Dana Loesch, a conservative gun-rights advocate and radio host, gestured at Warren in a tweet. “Wait, does them mean Harvard is going to condemn Warren?” she wrote. “Because her sin by comparison is exponentially worse. I know rules derive strength from consistent enforcement and all.”

Matt Walsh, a Daily Wire blogger and podcast host, made a similar comparison, invoking Ralph Northam, the Democratic governor of Virginia, who was found to have dressed in blackface for a medical-school yearbook photo in 1984. “Kyle Kashuv used the n-word when he was 16 and now his Harvard acceptance has been rescinded. Ralph Northam dressed in blackface as an adult and he is still governor,” Walsh tweeted. “That tells you everything you need to know about how the rules are applied in our society.”

Still, the prevailing sentiment among those on the right seems to be that the Kashuv decision embodies everything they see as wrong with cancel culture. “The idea of repentance and forgiveness is dead in our society,” Loesch tweeted. “Redemption and forgiveness are politically disadvantageous.

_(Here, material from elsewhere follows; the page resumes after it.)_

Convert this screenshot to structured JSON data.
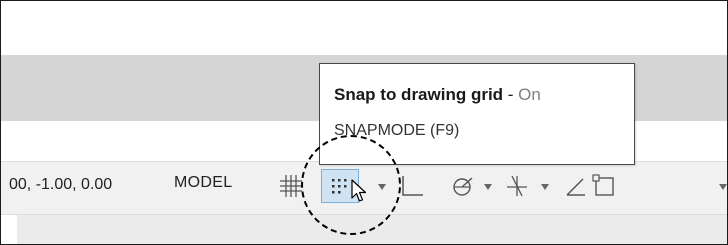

Only those confident in their convictions make room for them.” The Daily Wire, meanwhile, tweeted a textual representation of a bunny holding out a stack of books and then whisking them out of reach. “Welcome to Harvard,” it read. And then, “Never mind, ppl cant grow, change or be forgiven.”

The libertarian outlet Reason drew a direct line between cancel culture and the rescission of Kashuv’s admission, running a story headlined “Harvard University Cancels Kyle Kashuv.” For one thing, the author Robby Soave wrote, it was a victory for the cancel-happy online “mob.” But perhaps more troublingly, in Soave’s view, a teen being held accountable for his online misdeeds as a slightly younger teen sets a dangerous precedent.

“Harvard’s decision here is also an endorsement of the position that people should be shamed and punished for their worst mistakes as kids,” Soave wrote. “But moving forward, as technology gives everyone the ability to record every moment of our lives, this will be an untenable position—all embarrassing moments will be preserved forever, available for re-litigation. This is excessively punitive, and counterproductive to the healthy socialization of young people. Kids are not perfect: They must be given the opportunity to fail, and to learn and grow from their errors.”

Of course, as the discussion of the topic of forgiveness for teenage misdeeds intensified, the question of which teens’ misdeeds deserved forgiveness rather than punishment arose. Allegations of selective empathy could cut both ways, several other commentators pointed out. When some right-leaning voices discussed the deaths of unarmed black children including Trayvon Martin, Tamir Rice, Michael Brown, and Laquan McDonald, who were gunned down on the mere suspicion of wrongdoing, they focused on perceived misbehavior on the part of the kids. Loesch, for example, asserted after Rice’s death in 2014 that although the police officer who shot him was “in the wrong,” so was the 12-year-old boy, who had been playing with a toy gun at the time.

It’s impossible to know what factors might have influenced Harvard in deciding whether Kashuv’s personal and moral growth since his sophomore year of high school were enough to outweigh his racist comments. But the whole saga leaves open the question of what would have happened if he’d been forthright about his prior misdeeds and later atonement before being prompted—before they might have cost him admission to Harvard—perhaps even as part of his application. That might have meant more, both to the public and to his school of choice.

This article is part of “The Speech Wars,” a project supported by the Charles Koch Foundation, the Reporters Committee for the Freedom of the Press, and the Fetzer Institute.

We want to hear what you think about this article. Submit a letter to the editor or write to letters@theatlantic.com.